● Extracted information:

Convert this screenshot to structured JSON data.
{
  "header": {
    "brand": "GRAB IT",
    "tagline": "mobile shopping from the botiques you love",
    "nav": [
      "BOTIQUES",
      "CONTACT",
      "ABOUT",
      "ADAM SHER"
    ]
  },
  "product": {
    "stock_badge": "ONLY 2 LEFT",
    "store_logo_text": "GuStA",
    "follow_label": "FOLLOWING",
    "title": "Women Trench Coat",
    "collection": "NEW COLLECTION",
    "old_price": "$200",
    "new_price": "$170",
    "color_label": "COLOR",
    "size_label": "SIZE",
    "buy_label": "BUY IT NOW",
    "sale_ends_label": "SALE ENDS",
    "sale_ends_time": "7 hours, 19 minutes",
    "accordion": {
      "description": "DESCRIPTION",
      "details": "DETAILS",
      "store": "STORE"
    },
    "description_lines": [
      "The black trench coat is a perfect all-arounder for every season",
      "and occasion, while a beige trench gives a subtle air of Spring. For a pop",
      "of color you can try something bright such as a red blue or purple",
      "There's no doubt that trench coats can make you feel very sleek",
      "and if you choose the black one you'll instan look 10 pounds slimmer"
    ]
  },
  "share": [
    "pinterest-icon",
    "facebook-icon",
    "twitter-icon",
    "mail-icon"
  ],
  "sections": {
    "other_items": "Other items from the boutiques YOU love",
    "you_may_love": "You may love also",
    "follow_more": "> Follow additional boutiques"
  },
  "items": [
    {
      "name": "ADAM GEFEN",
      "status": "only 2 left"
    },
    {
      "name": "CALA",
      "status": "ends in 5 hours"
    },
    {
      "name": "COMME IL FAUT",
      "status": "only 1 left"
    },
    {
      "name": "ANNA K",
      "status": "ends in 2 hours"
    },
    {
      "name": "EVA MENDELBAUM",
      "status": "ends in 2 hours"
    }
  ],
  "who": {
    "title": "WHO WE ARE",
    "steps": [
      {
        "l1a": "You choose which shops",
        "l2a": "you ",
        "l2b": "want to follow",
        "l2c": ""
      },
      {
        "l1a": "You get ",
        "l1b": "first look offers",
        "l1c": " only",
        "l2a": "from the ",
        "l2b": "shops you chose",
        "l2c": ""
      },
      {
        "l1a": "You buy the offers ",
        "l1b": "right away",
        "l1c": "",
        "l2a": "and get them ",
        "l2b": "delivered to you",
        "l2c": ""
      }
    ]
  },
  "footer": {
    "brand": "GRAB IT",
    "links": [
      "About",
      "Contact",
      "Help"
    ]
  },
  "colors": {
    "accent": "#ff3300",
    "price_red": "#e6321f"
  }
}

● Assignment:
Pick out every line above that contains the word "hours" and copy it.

● Written solution:
    "sale_ends_time": "7 hours, 19 minutes",
      "status": "ends in 5 hours"
      "status": "ends in 2 hours"
      "status": "ends in 2 hours"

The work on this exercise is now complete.